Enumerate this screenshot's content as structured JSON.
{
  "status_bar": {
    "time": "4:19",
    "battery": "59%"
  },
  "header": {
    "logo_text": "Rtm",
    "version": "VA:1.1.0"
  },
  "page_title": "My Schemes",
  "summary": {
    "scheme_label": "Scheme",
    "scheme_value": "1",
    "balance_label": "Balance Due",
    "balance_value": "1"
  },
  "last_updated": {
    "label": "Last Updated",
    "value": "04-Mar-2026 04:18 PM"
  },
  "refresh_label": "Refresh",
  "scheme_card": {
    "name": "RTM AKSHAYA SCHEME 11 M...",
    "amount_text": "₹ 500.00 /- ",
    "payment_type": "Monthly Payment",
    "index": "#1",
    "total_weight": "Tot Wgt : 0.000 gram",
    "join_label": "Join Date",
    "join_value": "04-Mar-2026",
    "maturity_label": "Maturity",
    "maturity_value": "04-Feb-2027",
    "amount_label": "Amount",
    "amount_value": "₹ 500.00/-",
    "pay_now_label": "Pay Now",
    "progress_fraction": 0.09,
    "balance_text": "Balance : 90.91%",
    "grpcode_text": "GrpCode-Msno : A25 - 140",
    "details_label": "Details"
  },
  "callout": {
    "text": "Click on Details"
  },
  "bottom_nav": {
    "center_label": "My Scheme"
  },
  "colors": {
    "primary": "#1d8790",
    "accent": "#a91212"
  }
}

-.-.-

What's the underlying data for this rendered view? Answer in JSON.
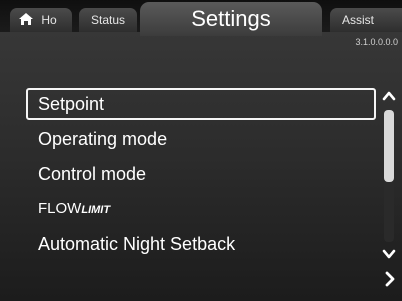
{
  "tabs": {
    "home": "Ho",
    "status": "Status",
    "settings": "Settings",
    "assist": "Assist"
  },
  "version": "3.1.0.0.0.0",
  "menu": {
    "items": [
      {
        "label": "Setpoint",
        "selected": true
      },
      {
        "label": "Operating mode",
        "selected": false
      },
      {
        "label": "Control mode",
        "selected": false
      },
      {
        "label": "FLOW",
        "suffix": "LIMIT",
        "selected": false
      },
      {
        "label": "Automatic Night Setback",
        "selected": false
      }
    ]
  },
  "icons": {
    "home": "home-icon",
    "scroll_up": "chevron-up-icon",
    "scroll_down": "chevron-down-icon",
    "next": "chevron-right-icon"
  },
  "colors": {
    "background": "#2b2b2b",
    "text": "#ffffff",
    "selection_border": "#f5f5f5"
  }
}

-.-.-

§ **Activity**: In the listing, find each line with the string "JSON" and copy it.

§ **The answer**:
Enumerate this screenshot's content as structured JSON.
What's the underlying data for this rendered view? Answer in JSON.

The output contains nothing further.